Many students accustomed to sustainable energy, composting, reusing and reducing waste at home find it difficult to continue a sustainable lifestyle at college where convenience is key and living spaces are miniscule.
The zero waste movement is on the rise in the United States and many colleges across the country and abroad are taking sustainability more seriously. For example, the University of Northern British Columbia has estimated that the campus could cut down their solid waste output by 70 percent through reducing, reusing and composting. Their Prince George campus has particularly focused on paper and plastic products, disposable drink containers and compostable material in order to cut back on waste. John Brown University in Arkansas is another example of a campus pioneering efforts to go zero waste”
According to their website, “since July 2012, John Brown University’s main campus has been a zero landfill institution, a transition that is part of an overall sustainability strategy. John Brown University is believed to be the first university in Arkansas and Oklahoma to have a zero landfill campus…In addition to becoming a zero landfill campus, the university has implemented programs around campus to reduce the volume of usable energy and used material.”
JBU has focused on decreasing energy usage, reusing materials and compacting cafeteria and non-disposable waste. Although becoming a zero landfill institution takes time and campus-wide effort, there are steps Northwestern students can individually take to lessen their environmental impact and spearhead sustainability.
First, students can intentionally recycle more often.
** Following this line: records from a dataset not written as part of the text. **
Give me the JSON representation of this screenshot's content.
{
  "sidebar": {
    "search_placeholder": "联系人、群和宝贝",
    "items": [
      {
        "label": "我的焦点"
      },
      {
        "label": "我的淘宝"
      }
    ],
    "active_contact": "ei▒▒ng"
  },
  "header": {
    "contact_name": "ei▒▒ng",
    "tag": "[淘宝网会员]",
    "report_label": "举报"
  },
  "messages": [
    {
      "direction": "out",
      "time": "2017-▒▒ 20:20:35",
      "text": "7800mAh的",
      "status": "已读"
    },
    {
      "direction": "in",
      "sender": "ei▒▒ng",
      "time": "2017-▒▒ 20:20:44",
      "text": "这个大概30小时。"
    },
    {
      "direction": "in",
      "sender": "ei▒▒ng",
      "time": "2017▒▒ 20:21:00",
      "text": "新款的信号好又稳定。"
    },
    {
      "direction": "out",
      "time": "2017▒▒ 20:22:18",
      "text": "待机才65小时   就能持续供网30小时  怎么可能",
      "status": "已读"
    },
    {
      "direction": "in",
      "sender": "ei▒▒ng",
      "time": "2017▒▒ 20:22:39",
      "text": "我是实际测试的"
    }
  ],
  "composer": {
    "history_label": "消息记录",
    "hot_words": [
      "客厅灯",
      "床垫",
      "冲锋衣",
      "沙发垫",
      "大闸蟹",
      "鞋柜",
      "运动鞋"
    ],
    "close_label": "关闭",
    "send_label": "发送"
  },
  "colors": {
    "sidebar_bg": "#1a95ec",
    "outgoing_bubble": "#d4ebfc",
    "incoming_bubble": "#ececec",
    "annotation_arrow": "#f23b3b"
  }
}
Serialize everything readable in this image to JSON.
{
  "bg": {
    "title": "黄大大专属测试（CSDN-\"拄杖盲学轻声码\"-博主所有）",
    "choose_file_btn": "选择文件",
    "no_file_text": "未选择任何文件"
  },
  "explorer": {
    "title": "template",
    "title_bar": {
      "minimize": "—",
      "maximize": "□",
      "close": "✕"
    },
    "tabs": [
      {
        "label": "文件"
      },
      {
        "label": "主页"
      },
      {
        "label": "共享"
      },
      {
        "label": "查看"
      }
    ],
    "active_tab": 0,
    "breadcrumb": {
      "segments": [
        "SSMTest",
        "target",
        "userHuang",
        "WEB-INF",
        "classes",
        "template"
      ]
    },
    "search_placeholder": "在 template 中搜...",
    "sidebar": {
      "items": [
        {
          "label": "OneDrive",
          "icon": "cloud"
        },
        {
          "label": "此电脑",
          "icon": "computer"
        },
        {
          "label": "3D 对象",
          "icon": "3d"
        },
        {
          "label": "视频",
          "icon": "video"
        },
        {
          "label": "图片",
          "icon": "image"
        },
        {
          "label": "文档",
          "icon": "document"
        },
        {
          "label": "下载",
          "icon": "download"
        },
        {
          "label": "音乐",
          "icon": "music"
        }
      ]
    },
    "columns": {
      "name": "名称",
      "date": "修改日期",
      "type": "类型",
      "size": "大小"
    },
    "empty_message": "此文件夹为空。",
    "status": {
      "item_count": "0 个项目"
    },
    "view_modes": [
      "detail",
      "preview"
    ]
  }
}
There are recycling receptacles in every building across campus for paper, plastic and cardboard waste. There are also convenient receptacles right by the mail room for packaging waste. Also nearby the mailroom is a receptacle to dispose of electronics so they can be responsibly discarded. Keeping a recycling bin in dorm rooms and apartments is also a great way to recycle on a daily basis. Textbooks that can’t be bought back at the end of the semester can go into the large cardboard containers around campus so they can also be responsibly disposed of or donated.
Second, students should aim to reduce the amount of single-use items they consume. Many students already avoid using the plastic lids and straws at the Hub, and several academic departments encourage students to use their own mugs for coffee and tea. Bringing a to-go mug to Common Grounds for coffee is another way to reduce single-use cups. While grocery shopping, students can bring reusable bags or opt for paper bags instead. If they must use plastic bags, reusing those bags as many times as possible is a great way to reduce waste. Opting for reusable materials over disposable ones is another way to reduce waste and the impact the campus has on landfills. For example, students can swap disposable plates and silverware for real plates and silverware without spending a lot of money. Many students have also swapped plastic toothbrushes for biodegradable bamboo-handled toothbrushes, which is another thrifty and sustainable swap for a greener future.
Third, students can consciously conserve energy in many ways. Turning lights off when leaving a room, keeping thermostats low and unplugging small appliances when not in use are small steps towards a more sustainable lifestyle.
Building a sustainable campus requires everyone taking small steps to cleaner energy and waste reduction. It doesn’t take a lot of money to make small changes in conservation and protect the earth.